* _WHAT YOU ARE ASKED TO DO_
Extract each line of the records below that contains the word "Besök".

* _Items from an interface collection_
.....
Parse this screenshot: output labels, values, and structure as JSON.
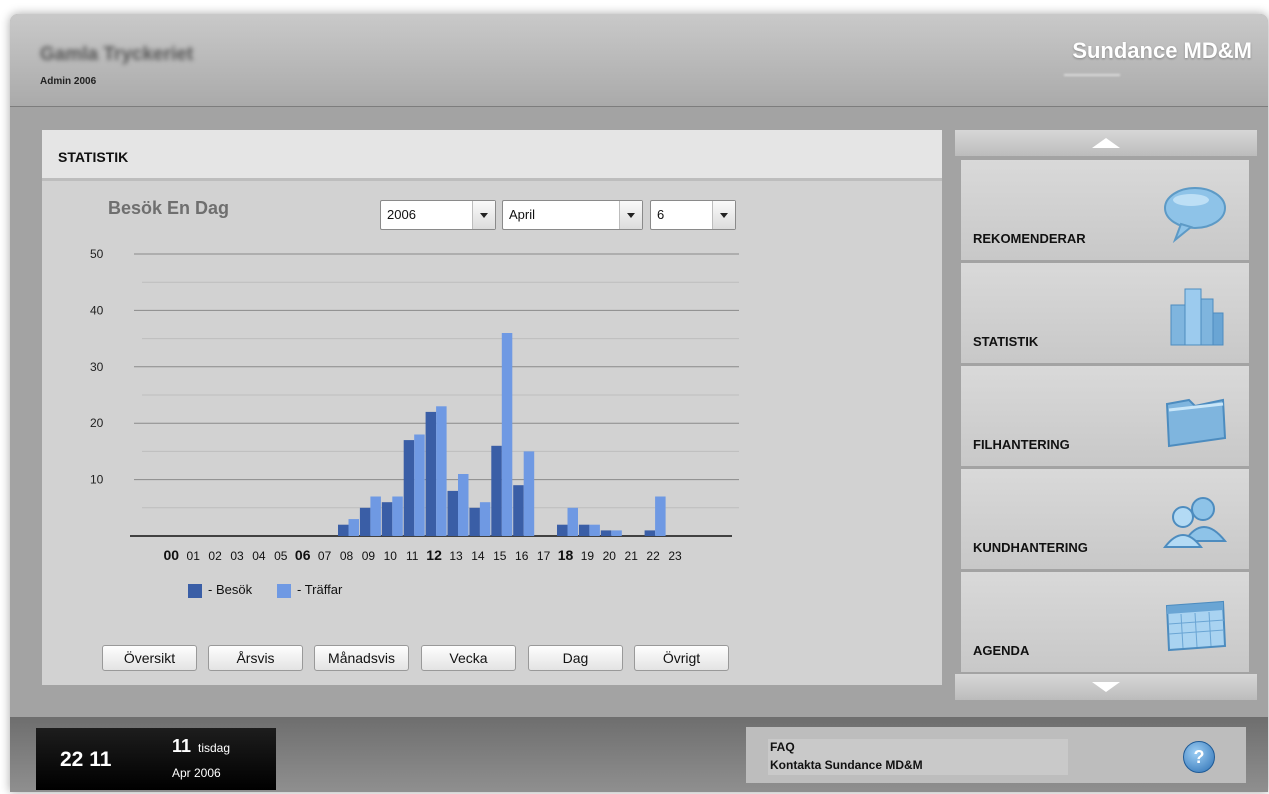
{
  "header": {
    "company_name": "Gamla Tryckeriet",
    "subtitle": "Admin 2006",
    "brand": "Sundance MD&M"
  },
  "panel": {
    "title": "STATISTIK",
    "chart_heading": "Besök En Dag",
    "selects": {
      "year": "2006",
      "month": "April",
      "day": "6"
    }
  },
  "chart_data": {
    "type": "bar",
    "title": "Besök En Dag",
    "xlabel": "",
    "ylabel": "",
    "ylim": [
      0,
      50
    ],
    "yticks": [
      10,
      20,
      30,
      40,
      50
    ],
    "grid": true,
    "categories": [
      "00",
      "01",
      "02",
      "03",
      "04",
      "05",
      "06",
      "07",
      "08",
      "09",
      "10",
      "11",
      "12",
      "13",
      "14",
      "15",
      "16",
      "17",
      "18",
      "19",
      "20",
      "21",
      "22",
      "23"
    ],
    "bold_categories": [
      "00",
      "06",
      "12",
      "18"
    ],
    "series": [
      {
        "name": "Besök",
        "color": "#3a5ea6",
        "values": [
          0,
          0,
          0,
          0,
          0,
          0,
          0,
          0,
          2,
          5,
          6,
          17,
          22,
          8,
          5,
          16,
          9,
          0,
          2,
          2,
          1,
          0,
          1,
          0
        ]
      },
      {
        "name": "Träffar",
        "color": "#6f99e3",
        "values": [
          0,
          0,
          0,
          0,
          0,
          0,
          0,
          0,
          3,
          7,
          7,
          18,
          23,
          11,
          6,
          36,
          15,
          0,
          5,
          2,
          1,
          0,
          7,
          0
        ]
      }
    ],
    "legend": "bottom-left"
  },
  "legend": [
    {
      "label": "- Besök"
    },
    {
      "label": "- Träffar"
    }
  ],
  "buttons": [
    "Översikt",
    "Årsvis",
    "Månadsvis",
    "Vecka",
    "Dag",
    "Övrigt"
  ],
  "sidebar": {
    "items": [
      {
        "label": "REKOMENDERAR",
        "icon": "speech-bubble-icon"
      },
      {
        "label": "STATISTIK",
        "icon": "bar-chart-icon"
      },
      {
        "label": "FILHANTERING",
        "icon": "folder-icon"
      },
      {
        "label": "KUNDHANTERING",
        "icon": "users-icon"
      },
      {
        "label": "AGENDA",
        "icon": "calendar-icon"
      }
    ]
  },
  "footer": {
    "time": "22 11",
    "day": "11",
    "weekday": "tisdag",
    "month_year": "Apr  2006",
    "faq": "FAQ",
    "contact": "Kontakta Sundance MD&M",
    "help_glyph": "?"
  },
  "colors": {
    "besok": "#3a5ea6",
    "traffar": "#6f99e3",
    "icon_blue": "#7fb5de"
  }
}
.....
* _SOLUTION FOR THIS EXERCISE_
    "chart_heading": "Besök En Dag",
    "title": "Besök En Dag",
        "name": "Besök",
      "label": "- Besök"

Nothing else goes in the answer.